What Is Hypertrophic Cardiomyopathy?
Hypertrophic cardiomyopathy (HCM) is a form of heart disease that involves thickening (hypertrophy) of the heart muscle, most commonly involving the interventricular septum. The interventricular septum is the heart muscle wall that separates the two ventricles (two lower pumping chambers of the heart).
Heart muscle thickening
The term “cardiomyopathy” indicates that the increase in muscle thickness is related to a disease of the muscle itself and is not caused by other conditions that are known to make the heart muscle thicken because it is forced to work harder. The thickened heart muscle of HCM is also stiffer than normal and thus does not relax easily to fill with blood between each heartbeat.
- HCM is the most common genetic disease of the heart (prevalence: 1 in 500).
- HCM is the most common cause of sudden cardiac death in young people and athletes.
- HCM is most commonly diagnosed in the second or third decade of life, but may be diagnosed at any age.
Outflow tract obstruction
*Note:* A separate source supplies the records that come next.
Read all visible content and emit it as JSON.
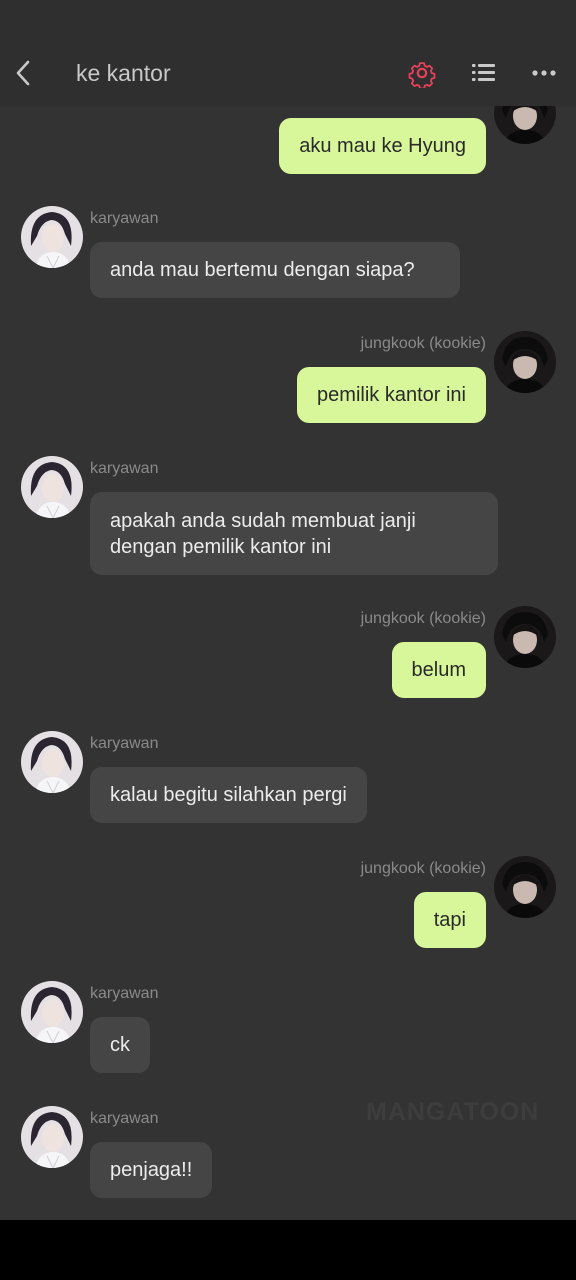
{
  "header": {
    "title": "ke kantor",
    "back_icon": "chevron-left-icon",
    "settings_icon": "gear-icon",
    "settings_color": "#e8415a",
    "list_icon": "list-icon",
    "more_icon": "more-horizontal-icon"
  },
  "messages": [
    {
      "side": "out",
      "name": "",
      "text": "aku mau ke Hyung"
    },
    {
      "side": "in",
      "name": "karyawan",
      "text": "anda mau bertemu dengan siapa?"
    },
    {
      "side": "out",
      "name": "jungkook (kookie)",
      "text": "pemilik kantor ini"
    },
    {
      "side": "in",
      "name": "karyawan",
      "text": "apakah anda sudah membuat janji\ndengan pemilik kantor ini"
    },
    {
      "side": "out",
      "name": "jungkook (kookie)",
      "text": "belum"
    },
    {
      "side": "in",
      "name": "karyawan",
      "text": "kalau begitu silahkan pergi"
    },
    {
      "side": "out",
      "name": "jungkook (kookie)",
      "text": "tapi"
    },
    {
      "side": "in",
      "name": "karyawan",
      "text": "ck"
    },
    {
      "side": "in",
      "name": "karyawan",
      "text": "penjaga!!"
    }
  ],
  "watermark": "MANGATOON",
  "colors": {
    "outgoing_bubble": "#d8f69a",
    "incoming_bubble": "#454545",
    "background": "#333333"
  }
}
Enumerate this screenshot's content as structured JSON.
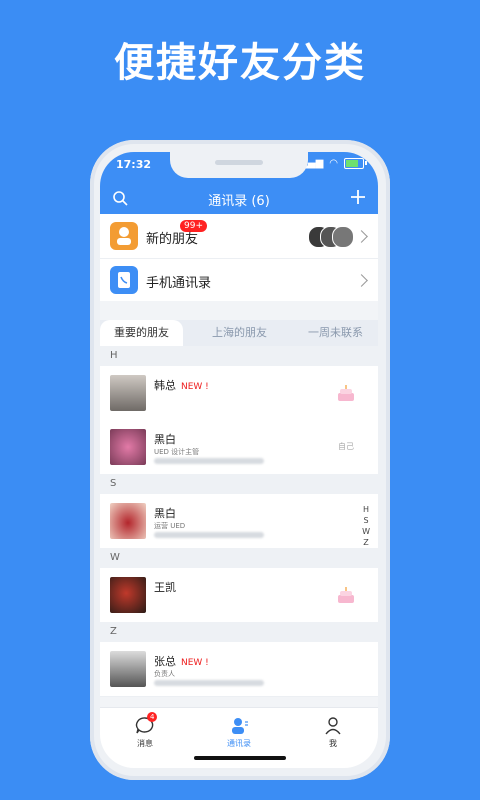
{
  "headline": "便捷好友分类",
  "status": {
    "time": "17:32"
  },
  "nav": {
    "title": "通讯录 (6)"
  },
  "top_rows": [
    {
      "label": "新的朋友",
      "badge": "99+"
    },
    {
      "label": "手机通讯录"
    }
  ],
  "tabs": [
    "重要的朋友",
    "上海的朋友",
    "一周未联系"
  ],
  "sections": [
    {
      "letter": "H"
    },
    {
      "letter": "S"
    },
    {
      "letter": "W"
    },
    {
      "letter": "Z"
    }
  ],
  "contacts": [
    {
      "name": "韩总",
      "new": "NEW !",
      "role": ""
    },
    {
      "name": "黑白",
      "new": "",
      "role": "UED 设计主管",
      "tag": "自己"
    },
    {
      "name": "黑白",
      "new": "",
      "role": "运营 UED"
    },
    {
      "name": "王凯",
      "new": "",
      "role": ""
    },
    {
      "name": "张总",
      "new": "NEW !",
      "role": "负责人"
    }
  ],
  "index": [
    "H",
    "S",
    "W",
    "Z"
  ],
  "tabbar": [
    {
      "label": "消息",
      "badge": "4"
    },
    {
      "label": "通讯录"
    },
    {
      "label": "我"
    }
  ],
  "colors": {
    "brand": "#3d8ef5",
    "background": "#3b8df4",
    "badge": "#ff2222",
    "new": "#ee1d1d"
  }
}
In some patients, the muscle is thickened in a critical place that narrows the outflow passage through which blood is pumped out of the heart. This condition is called “outflow tract obstruction.” This creates the murmur (abnormal extra sound made when the heart beats) that is heard in many, but not all, patients with HCM. The abnormally thickened heart muscle is composed of disorganized muscle cells and may also contain scar tissue. The abnormal muscle cells and scar tissue can cause abnormal heart rhythms.
Our board-certified cardiologists and cardiac surgeons utilize a collaborative process to provide progressive strategies to diagnose, treat and stabilize your hypertrophic cardiomyopathy. We strive to return you to normal activities and improve your overall quality of life.